## EXTRACTED RECORDS
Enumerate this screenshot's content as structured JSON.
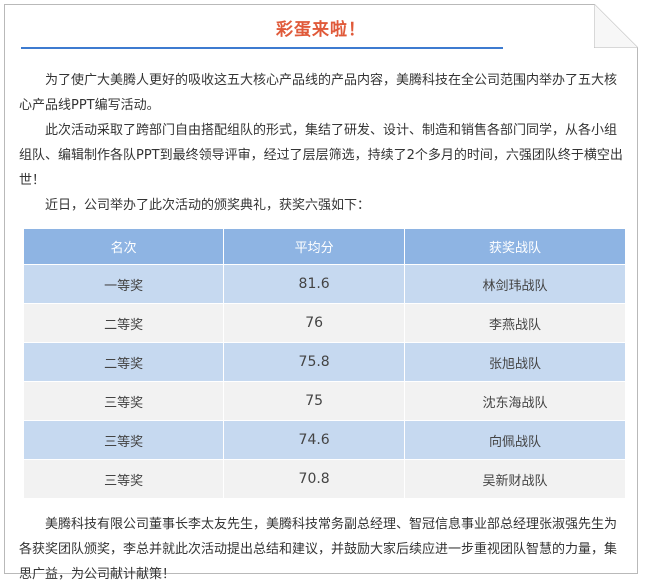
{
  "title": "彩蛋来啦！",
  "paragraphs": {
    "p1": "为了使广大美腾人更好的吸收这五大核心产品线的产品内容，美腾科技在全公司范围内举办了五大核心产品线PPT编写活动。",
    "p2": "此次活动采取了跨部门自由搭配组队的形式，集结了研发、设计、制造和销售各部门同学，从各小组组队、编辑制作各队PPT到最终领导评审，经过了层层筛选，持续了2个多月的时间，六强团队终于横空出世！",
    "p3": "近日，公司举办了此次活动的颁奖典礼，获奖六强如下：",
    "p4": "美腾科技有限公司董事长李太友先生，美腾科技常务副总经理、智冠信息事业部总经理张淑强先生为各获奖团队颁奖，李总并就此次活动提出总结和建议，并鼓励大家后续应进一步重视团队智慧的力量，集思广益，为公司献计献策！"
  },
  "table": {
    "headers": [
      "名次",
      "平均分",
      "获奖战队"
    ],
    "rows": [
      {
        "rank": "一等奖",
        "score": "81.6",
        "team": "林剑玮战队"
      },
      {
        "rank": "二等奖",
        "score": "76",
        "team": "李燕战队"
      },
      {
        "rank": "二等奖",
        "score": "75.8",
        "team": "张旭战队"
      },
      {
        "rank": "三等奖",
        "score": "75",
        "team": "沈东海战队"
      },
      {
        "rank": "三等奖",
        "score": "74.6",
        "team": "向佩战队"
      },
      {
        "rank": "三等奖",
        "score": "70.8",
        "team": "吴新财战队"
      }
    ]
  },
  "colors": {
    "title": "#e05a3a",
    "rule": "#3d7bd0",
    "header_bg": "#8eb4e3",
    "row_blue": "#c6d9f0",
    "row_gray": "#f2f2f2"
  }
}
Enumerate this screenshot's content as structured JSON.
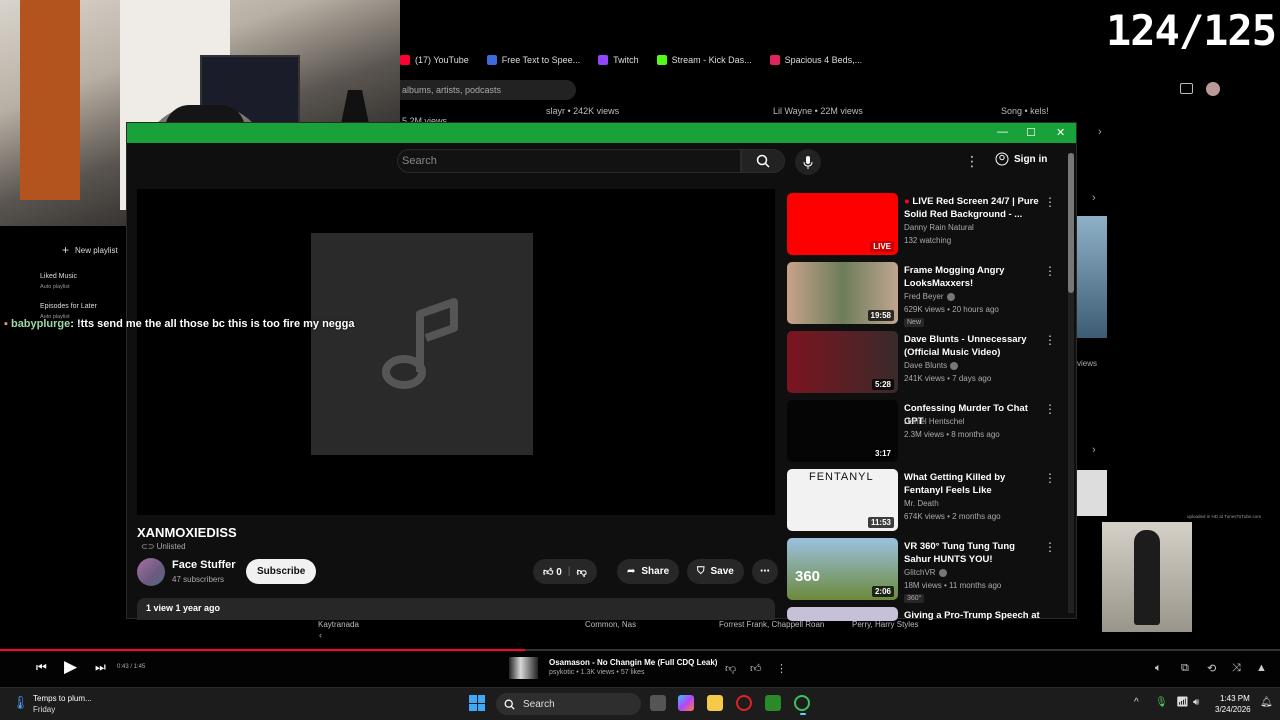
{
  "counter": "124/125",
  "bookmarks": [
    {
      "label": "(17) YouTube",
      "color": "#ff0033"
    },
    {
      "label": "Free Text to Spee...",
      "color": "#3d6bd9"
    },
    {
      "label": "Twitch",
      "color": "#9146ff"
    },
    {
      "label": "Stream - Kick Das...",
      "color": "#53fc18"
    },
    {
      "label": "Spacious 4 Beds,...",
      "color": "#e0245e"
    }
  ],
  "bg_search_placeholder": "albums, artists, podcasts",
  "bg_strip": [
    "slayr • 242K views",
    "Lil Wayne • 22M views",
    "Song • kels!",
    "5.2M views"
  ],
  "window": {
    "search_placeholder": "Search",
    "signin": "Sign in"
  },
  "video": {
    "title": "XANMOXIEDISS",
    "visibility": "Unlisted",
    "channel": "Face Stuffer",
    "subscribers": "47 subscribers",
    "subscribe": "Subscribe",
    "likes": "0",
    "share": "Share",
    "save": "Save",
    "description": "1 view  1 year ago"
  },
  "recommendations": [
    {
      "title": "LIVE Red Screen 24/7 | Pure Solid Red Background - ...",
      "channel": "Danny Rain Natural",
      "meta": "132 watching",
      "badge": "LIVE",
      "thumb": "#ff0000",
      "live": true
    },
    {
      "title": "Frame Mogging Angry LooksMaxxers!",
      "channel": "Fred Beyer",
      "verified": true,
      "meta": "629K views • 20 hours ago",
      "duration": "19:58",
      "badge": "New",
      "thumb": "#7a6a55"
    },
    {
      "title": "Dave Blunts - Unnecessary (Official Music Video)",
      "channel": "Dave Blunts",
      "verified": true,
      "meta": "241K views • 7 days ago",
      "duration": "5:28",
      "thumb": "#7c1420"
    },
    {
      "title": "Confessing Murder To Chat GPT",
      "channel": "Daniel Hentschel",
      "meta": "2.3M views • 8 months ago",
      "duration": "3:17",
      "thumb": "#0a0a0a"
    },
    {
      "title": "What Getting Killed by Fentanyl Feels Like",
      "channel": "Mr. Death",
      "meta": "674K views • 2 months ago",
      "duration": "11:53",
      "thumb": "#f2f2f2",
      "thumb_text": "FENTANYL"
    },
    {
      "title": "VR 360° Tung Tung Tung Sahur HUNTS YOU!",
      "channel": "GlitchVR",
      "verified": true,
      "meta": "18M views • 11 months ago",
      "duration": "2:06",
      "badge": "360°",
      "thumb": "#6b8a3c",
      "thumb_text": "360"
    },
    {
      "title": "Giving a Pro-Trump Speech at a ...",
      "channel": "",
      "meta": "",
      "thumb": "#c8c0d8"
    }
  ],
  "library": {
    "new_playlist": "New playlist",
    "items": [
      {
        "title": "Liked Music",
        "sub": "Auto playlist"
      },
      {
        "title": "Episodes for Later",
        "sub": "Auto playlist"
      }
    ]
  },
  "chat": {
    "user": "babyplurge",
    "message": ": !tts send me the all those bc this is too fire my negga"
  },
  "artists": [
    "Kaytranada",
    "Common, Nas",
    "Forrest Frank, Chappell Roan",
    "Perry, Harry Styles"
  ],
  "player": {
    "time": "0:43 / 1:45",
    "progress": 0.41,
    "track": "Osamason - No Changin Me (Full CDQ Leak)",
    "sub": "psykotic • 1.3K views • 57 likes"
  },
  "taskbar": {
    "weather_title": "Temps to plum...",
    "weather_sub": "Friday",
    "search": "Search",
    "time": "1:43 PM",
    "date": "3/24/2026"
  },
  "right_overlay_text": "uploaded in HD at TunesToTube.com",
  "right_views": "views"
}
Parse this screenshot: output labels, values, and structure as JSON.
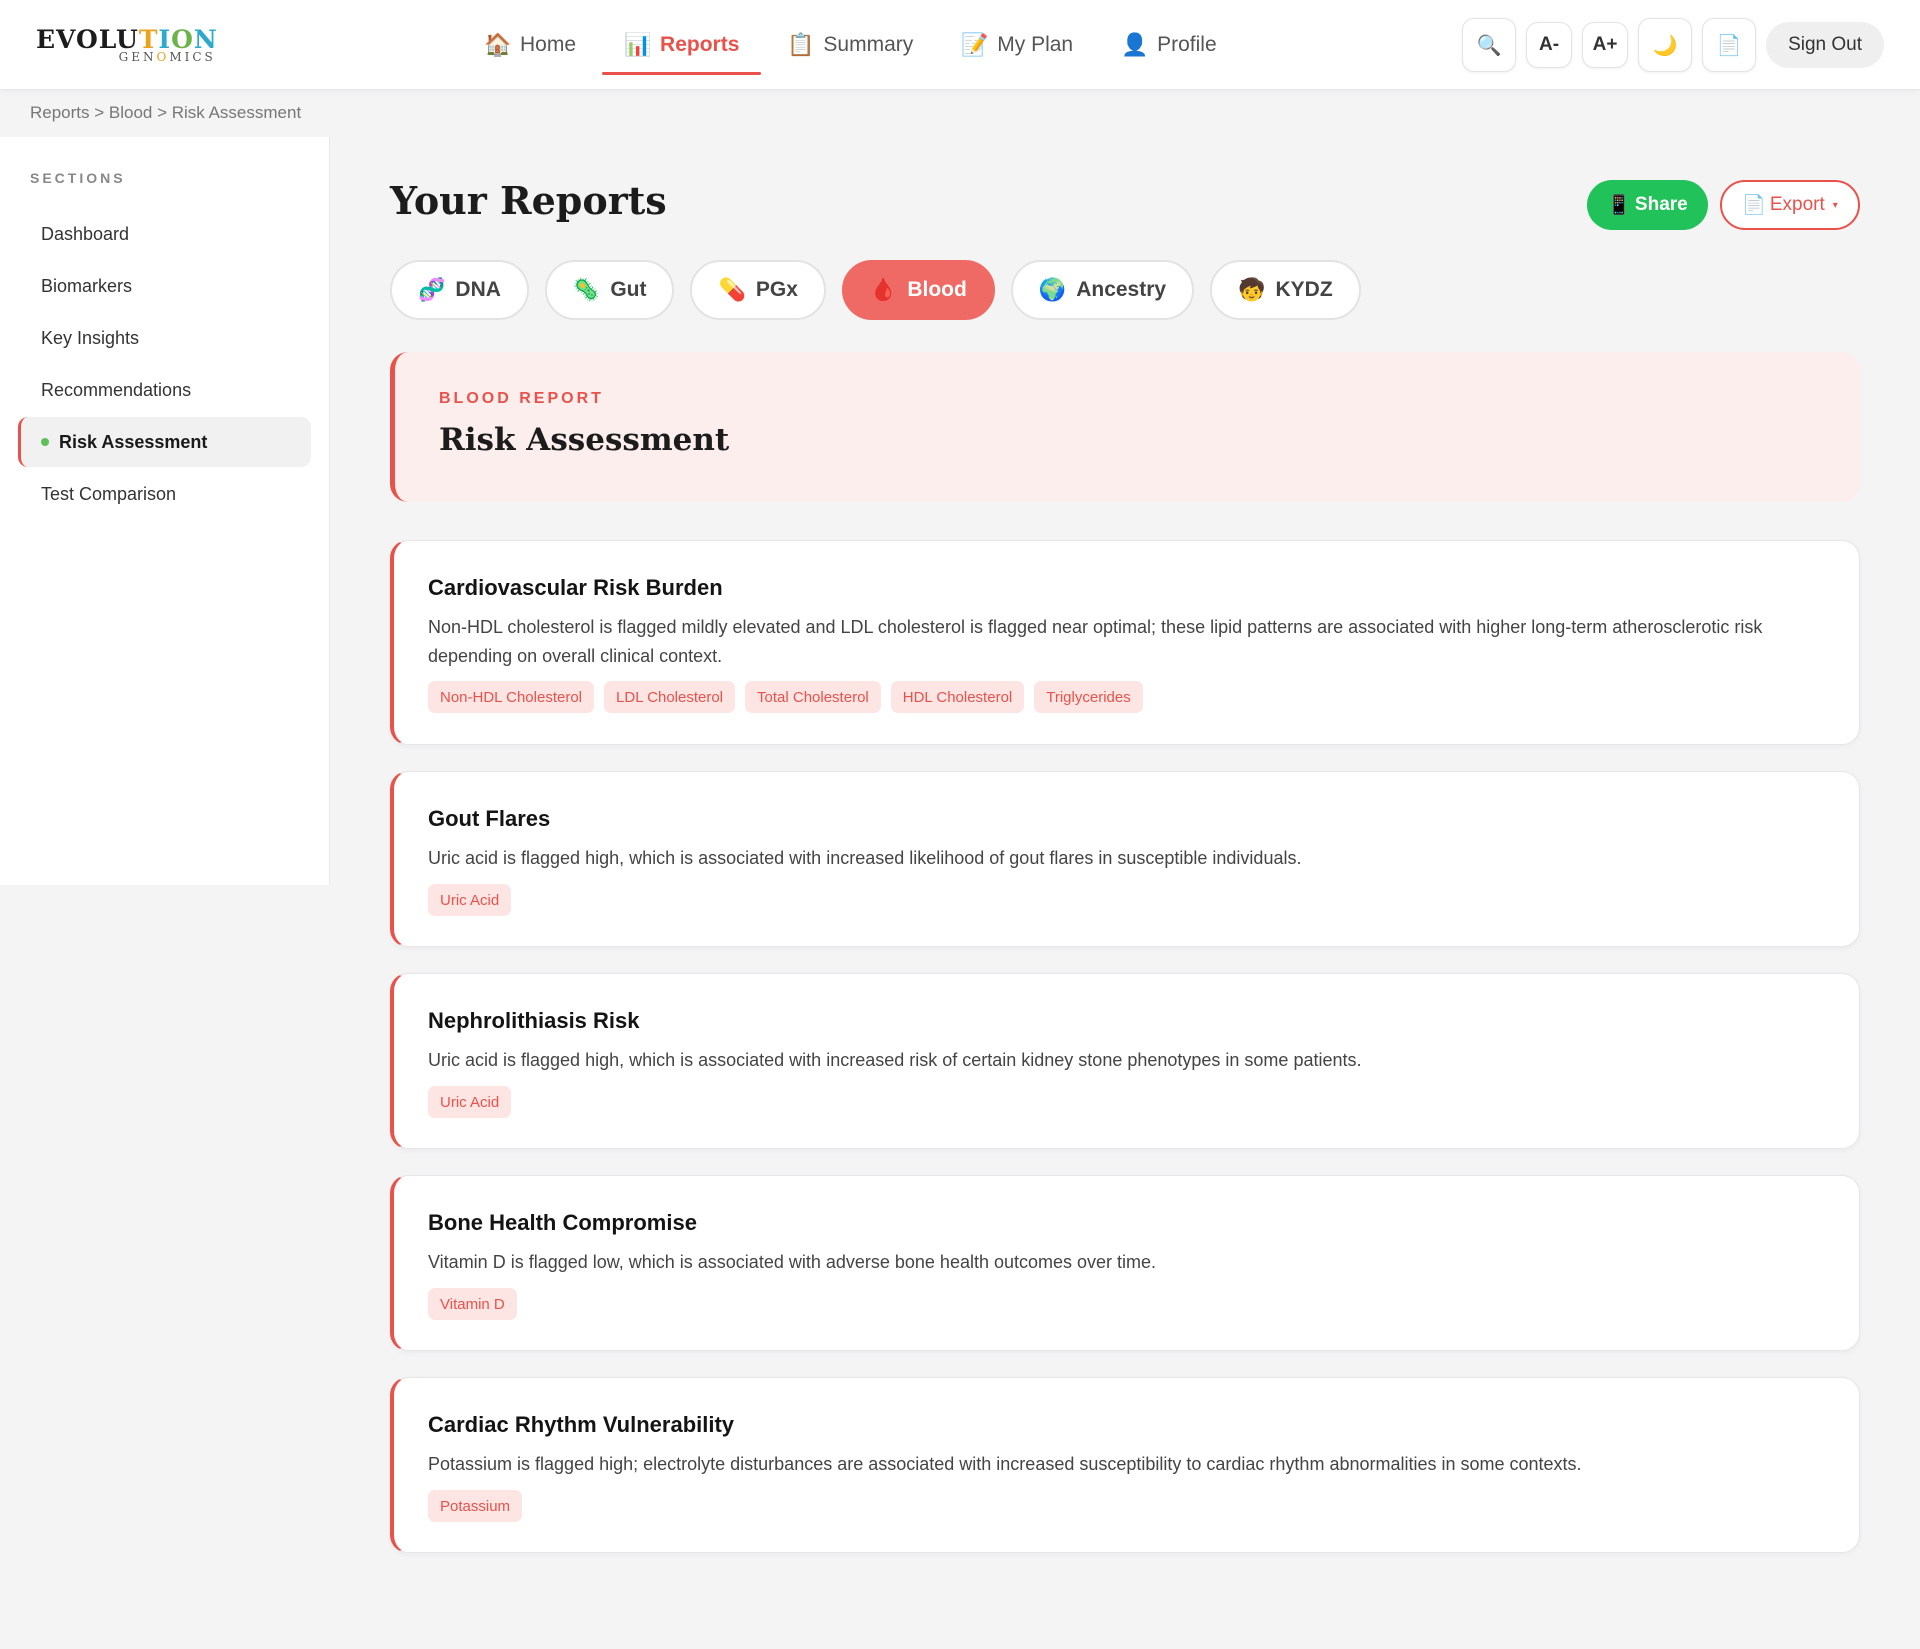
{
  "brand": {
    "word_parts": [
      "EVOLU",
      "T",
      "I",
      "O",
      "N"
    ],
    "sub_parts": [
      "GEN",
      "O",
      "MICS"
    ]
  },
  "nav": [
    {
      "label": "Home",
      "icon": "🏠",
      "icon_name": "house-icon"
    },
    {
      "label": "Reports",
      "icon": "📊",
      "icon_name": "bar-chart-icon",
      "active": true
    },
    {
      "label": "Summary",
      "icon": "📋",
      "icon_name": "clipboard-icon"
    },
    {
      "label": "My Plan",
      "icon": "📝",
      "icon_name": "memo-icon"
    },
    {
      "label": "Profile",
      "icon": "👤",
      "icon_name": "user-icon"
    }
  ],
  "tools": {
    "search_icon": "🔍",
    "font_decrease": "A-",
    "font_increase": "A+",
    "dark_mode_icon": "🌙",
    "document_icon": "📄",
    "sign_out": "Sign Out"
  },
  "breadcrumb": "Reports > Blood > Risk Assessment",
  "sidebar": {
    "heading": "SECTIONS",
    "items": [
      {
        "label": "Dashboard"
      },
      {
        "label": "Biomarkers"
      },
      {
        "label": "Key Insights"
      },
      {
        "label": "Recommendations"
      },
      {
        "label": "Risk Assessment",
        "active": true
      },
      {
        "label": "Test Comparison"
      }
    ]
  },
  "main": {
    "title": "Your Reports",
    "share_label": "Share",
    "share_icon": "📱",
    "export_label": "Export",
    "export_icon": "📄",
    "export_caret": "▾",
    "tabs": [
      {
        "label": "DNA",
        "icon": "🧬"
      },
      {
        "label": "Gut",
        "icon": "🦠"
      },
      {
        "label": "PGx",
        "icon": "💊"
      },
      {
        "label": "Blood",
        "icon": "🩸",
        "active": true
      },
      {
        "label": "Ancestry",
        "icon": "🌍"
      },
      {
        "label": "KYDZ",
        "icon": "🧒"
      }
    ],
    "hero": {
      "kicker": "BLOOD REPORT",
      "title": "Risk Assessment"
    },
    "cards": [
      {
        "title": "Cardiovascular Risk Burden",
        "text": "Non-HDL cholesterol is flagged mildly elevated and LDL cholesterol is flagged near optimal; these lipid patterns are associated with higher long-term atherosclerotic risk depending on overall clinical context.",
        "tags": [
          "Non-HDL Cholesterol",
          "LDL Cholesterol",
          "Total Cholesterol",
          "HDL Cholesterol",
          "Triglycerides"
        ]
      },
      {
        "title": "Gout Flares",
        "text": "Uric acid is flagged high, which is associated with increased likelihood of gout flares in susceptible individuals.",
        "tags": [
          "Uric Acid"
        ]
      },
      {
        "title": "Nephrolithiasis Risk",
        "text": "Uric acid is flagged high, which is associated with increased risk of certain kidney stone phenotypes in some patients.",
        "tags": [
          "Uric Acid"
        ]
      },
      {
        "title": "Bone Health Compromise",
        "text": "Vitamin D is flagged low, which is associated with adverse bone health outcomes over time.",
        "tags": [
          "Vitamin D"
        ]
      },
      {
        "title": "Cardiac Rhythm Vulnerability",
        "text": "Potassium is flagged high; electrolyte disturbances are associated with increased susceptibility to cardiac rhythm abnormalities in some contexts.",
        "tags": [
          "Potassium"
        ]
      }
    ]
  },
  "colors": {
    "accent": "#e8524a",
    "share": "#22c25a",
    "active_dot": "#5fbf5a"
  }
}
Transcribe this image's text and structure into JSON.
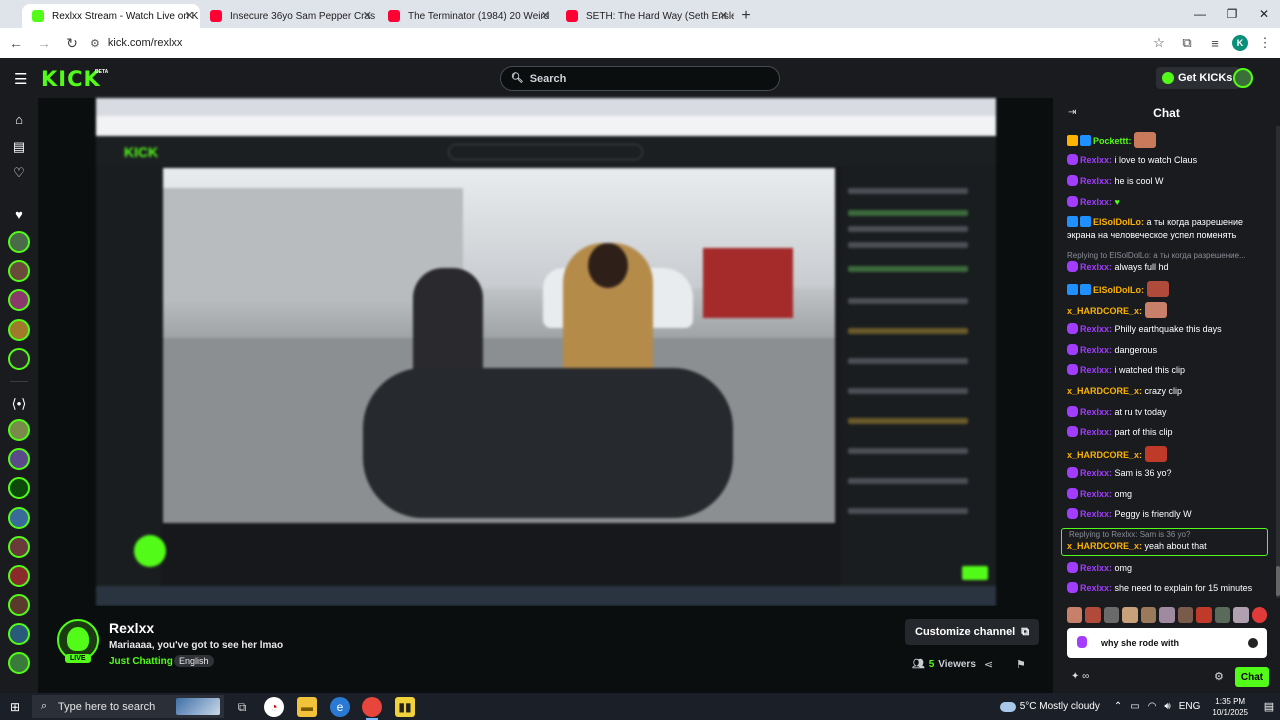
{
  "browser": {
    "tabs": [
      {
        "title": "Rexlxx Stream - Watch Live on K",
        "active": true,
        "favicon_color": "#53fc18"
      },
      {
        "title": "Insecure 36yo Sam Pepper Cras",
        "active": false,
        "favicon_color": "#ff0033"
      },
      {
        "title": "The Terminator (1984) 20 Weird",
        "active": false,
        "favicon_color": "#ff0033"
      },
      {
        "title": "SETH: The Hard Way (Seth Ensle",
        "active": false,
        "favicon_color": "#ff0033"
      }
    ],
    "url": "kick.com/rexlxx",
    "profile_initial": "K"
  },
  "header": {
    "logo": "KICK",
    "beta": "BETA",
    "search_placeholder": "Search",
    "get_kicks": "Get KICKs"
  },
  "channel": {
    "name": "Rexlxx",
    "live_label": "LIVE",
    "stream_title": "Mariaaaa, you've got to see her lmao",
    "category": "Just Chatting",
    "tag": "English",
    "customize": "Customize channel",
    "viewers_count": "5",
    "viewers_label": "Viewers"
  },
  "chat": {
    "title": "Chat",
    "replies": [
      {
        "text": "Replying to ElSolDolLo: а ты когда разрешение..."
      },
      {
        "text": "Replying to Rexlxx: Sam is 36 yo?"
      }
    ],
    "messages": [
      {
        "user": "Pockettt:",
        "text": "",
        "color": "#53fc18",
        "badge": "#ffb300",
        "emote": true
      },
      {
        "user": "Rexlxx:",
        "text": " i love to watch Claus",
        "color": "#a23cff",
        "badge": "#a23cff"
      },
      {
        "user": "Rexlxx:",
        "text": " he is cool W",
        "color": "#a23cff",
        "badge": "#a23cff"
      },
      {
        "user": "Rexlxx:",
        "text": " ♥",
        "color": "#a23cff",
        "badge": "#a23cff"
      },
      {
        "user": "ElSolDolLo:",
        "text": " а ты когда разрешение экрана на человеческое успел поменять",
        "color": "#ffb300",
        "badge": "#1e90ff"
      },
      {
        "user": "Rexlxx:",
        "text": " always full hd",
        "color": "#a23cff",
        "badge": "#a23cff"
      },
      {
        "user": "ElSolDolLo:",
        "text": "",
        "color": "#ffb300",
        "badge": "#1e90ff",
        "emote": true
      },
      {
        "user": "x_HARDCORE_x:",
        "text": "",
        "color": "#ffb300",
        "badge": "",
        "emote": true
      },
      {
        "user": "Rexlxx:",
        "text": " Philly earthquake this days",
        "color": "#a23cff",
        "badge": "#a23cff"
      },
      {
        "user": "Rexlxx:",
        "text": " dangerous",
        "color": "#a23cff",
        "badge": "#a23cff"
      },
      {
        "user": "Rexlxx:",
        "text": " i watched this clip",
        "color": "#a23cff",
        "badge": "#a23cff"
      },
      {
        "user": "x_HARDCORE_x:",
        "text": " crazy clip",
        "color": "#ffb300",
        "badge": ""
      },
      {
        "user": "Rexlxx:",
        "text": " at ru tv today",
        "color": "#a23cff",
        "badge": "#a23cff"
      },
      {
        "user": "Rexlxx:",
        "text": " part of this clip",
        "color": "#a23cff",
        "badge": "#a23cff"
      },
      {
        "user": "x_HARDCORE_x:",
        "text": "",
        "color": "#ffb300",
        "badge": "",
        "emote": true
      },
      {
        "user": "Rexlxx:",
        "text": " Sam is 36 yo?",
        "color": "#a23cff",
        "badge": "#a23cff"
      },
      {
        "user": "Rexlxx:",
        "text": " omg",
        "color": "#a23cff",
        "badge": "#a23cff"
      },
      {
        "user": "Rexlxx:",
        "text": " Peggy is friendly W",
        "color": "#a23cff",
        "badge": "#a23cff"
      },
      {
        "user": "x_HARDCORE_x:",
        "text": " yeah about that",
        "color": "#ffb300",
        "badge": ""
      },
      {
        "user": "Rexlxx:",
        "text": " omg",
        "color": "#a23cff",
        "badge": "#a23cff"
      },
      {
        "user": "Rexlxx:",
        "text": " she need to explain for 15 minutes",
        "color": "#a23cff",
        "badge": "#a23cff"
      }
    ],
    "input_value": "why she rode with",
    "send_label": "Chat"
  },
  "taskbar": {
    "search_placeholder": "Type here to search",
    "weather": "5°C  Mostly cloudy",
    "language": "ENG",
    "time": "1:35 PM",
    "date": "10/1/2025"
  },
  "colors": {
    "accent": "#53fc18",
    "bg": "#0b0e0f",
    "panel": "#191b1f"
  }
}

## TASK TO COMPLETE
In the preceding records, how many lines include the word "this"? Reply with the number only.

## ANSWER BOX
8